To summarize: SOs contain spindles, which in their turn contain ripples. ‘Earlier studies only coupled these oscillation types in pairs’, Bonnefond explains. ‘But now, we see that SOs, spindles and ripples are functionally coupled in the hippocampus. And we hypothesize that they provide fine-tuned temporal frames for the transfer of memory traces to the neocortex.’
Slow Oscillations contain spindles, which in their turn contain ripples.
‘Earlier studies only coupled these oscillation types in pairs’, Bonnefond explains. ‘But now, we see that Slow Oscillations, spindles and ripples are functionally coupled in the hippocampus. And we hypothesize that they provide fine-tuned temporal frames for the transfer of memory traces to the neocortex.’
What’s the takeaway for us from this study?
Even more, we need our sleep!
Do all you can to support your memory with deep sleep.
Having trouble sleeping? Here are some more helpful articles:
I am a good sleeper unless I feel unwell and I sleep during the day! My sleep pattern then goes to bits, so sometimes I think please let me have a good sleep tonight and force myself to stay up to my usual bedtime! I do quiet things not to get my brain to think too much and then no drinks, don’t want to wake up for pee! It really works, I swear by it, even travelling and coming back after 4 weeks of sleeping pills I had to take as my husband snores like a trouper, even the people in the three rooms next to us complained! But getting off those pills is horrendous, sleeping pattern all disturbed so back to the same time to go to bed and no matter how tired in the morning, get up at the same time! Within 3 nights I am right again and sleep like a lamb!

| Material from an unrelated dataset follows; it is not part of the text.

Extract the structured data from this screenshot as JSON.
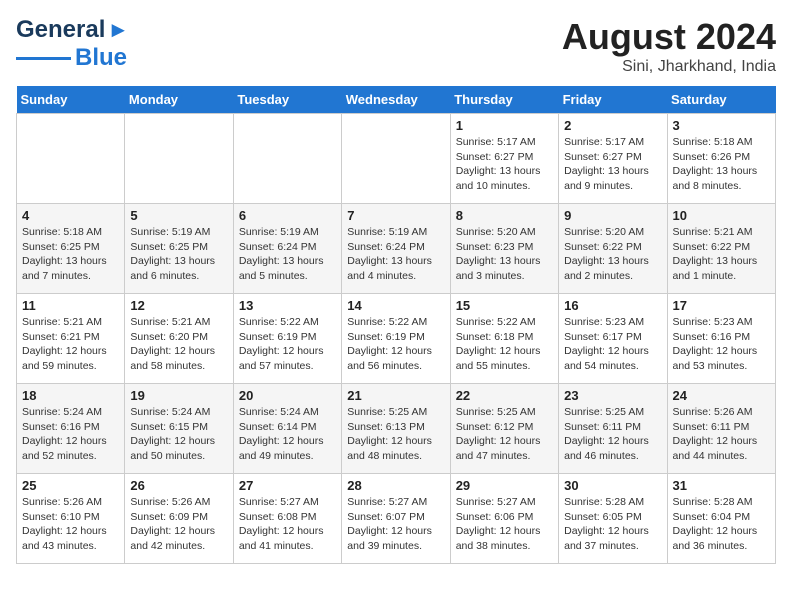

That sounds like an excellent pre-bedtime routine, Tina – the best plans are the tried and tested ones! Your brain needs you to sleep well. Making sure you have taken your walk or other form of exercise during the day also helps your body to relax at night. We all want to ‘sleep like lambs’!